→ **DESCRIPTION OF THE TASK**
Scan the material that follows. Copy every line containing the word "thumb".

→ **RECORDS FOR THIS TASK**

•••

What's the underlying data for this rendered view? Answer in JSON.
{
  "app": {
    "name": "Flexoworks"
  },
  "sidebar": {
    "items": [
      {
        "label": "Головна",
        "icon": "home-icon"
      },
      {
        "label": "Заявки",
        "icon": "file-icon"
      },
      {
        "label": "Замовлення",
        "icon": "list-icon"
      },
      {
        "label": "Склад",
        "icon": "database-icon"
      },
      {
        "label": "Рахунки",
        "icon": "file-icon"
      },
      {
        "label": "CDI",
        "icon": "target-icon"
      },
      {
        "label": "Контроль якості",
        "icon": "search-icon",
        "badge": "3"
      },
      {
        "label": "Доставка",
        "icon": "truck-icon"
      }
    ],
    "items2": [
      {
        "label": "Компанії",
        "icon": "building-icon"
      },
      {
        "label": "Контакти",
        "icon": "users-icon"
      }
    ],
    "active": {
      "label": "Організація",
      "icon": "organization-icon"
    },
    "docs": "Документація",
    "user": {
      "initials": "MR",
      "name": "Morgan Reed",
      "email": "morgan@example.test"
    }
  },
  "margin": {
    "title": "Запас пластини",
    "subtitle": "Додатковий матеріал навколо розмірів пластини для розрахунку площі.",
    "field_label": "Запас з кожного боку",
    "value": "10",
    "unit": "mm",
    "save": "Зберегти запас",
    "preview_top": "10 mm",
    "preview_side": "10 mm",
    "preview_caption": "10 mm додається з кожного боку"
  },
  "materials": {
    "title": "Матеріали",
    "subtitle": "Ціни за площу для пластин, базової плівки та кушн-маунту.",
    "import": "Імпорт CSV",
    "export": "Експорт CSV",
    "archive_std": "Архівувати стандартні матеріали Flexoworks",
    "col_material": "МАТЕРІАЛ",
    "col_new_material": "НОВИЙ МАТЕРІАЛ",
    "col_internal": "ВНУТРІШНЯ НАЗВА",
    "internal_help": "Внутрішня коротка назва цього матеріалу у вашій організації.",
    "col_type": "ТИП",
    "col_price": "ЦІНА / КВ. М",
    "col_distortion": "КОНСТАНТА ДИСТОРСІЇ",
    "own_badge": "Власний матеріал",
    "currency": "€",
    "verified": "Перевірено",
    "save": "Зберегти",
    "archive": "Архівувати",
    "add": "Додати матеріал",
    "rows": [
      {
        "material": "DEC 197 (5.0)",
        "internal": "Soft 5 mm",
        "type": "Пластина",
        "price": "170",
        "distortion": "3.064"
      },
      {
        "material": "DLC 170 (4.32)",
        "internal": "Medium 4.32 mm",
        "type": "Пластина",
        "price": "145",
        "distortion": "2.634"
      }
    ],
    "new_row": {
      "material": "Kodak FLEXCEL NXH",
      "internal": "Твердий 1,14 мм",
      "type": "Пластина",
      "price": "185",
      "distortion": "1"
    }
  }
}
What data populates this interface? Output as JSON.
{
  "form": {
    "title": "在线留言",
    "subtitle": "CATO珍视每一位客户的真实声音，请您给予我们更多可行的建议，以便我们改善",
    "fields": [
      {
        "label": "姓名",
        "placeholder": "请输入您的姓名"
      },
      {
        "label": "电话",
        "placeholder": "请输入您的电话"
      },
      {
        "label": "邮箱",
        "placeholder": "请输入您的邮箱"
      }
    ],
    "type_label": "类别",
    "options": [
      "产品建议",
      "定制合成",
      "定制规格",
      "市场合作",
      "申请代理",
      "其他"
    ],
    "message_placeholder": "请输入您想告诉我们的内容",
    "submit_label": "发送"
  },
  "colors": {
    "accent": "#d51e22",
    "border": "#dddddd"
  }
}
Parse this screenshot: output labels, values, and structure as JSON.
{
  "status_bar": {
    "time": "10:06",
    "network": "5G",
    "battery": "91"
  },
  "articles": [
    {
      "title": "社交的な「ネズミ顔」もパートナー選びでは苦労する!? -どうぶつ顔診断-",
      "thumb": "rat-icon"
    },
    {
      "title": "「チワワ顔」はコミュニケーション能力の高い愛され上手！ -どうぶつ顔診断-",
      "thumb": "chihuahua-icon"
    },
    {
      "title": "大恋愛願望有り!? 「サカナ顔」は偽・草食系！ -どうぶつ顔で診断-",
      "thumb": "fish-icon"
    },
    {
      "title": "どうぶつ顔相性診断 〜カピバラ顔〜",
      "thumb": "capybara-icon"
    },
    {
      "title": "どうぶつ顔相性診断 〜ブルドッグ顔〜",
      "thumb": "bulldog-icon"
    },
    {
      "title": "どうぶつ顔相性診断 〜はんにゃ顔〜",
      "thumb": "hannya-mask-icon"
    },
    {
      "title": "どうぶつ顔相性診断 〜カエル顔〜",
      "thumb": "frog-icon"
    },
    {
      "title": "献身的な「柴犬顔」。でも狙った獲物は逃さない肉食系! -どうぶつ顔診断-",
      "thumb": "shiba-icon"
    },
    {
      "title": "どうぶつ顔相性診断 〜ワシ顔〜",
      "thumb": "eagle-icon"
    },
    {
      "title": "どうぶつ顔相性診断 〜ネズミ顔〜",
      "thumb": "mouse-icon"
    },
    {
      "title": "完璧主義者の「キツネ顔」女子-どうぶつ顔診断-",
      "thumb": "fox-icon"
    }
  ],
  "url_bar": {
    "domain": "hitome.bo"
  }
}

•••

→ **WRITTEN ANSWER**
      "thumb": "rat-icon"
      "thumb": "chihuahua-icon"
      "thumb": "fish-icon"
      "thumb": "capybara-icon"
      "thumb": "bulldog-icon"
      "thumb": "hannya-mask-icon"
      "thumb": "frog-icon"
      "thumb": "shiba-icon"
      "thumb": "eagle-icon"
      "thumb": "mouse-icon"
      "thumb": "fox-icon"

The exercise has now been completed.